In his latest ebook, Your Volunteers: From Come-and-See to Come-and-Serve, CCB’s Chris Mavity discusses how to better enable, empower, and equip church leaders to better enable, empower, and equip our greatest ministry asset: Our people. Church volunteers.
After all, church volunteers are our boots-on-the-ground. And since churches typically have more people than money, space, or staff, volunteer operations require a solid game plan to help develop people from those who “come-and-see’” into those who “come-and-serve.”
So what if–much like a sports organization–we started to see the people in our church as our greatest asset, and we scoured our pews like scouts from the bleachers in search of the right people for the right positions? The returns from such efforts would exceed the investment of time and energy exponentially.

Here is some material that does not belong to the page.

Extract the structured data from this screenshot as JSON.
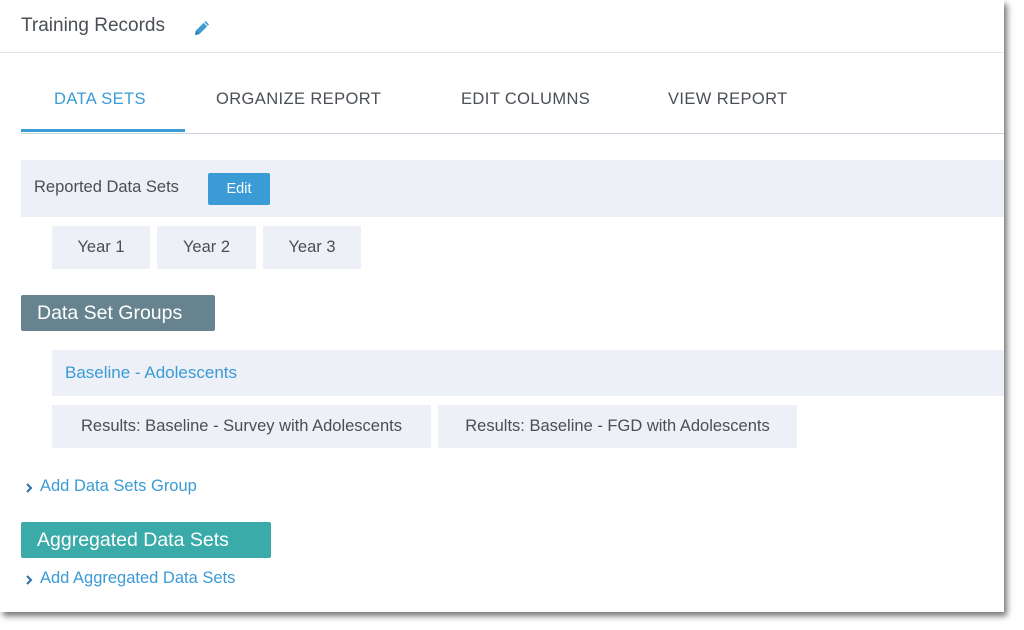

Recruiting and Training Volunteers
But before we delve headfirst into placing your volunteers, let’s quickly recap recruiting and training your volunteers. Consider this your ICYMI for the first two building blocks of healthy volunteerism.
There are two common recruitment tactics employed in ministry: Slot filling and person selection. Each approach meets specific needs, and both recruiting strategies are necessary because not all volunteers are created equal.
For roles and positions that are short-term and have less influence, filling a slot works fine. But then there are ministry positions where it’s important to select the right person with a specific skill set, such as a singer or a worship leader.
When church leaders are intentional and thoughtful in their volunteer recruitment approaches, it elevates the importance of each and every volunteer. Ministry isn’t just for some; it’s for us all. We’ve all been called to get involved, and ministry leaders have the added distinct privilege of choosing the right person for the right role at the right time.
There are two types of training: Orientation training and ongoing training. Each allows you to communicate expectations, prepare volunteers for service, and impart wisdom.
Orientation training helps your volunteers understand the role, responsibilities, and expected outcomes of the assignment. Ongoing training is focused on life-skills development–helping your volunteers become a better version of themselves. This type of ongoing training communicates that you care about them as people–not just in a ministry capacity–and that you will pour into them to make them better in all aspects of their lives.
Training your volunteers takes commitment, time, effort, and energy–and it’s worth it. When you make a commitment to train your volunteers, you’ll find that your training will keep everyone focused on growth, your volunteers will become influential members of your congregation, and you’ll be able to better anticipate what’s next.
Your Job Is Not Done Yet
Of course, recruiting and training are only two of the many components of a thriving volunteer ministry. Download CCB’s free resource for the full playbook: Your Volunteers: From Come-and-See to Come-and-Serve!